There are many reasons why contracts are usually contracted — made compact, that is — by having them contained within one fully integrated document. The primary reason is that the “whole agreement” can be found in one place, leaving less ambiguity (one hopes!) about what the parties intended their deal to be. That way, it’s easier to enforce that deal, or so the story goes.
But just because that’s the general rule does not make that rule the best way to approach contracting in every instance.
In some cases, it makes more sense to accept more risk in terms of how a judge might see the “deal” in return for binding the other party to a set of terms that would never be possible, from a negotiating standpoint, if the entire arrangement were reflected in one document. In other cases, a multi-document agreement achieves what one document can never do: It becomes both stronger and more flexible.
In those instances, no matter how much more likely it would be that a single document would be enforced, it would not, by definition, contain the complete deal that you seek.

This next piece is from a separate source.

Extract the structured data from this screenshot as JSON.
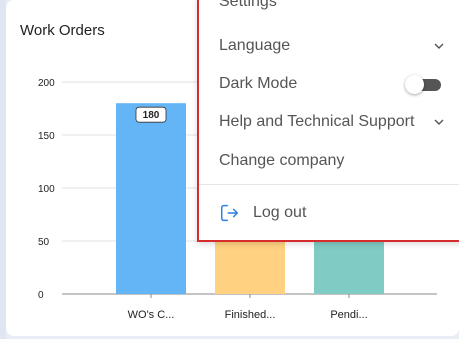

Breaking things up is sometimes the best way to make sure that they’re whole.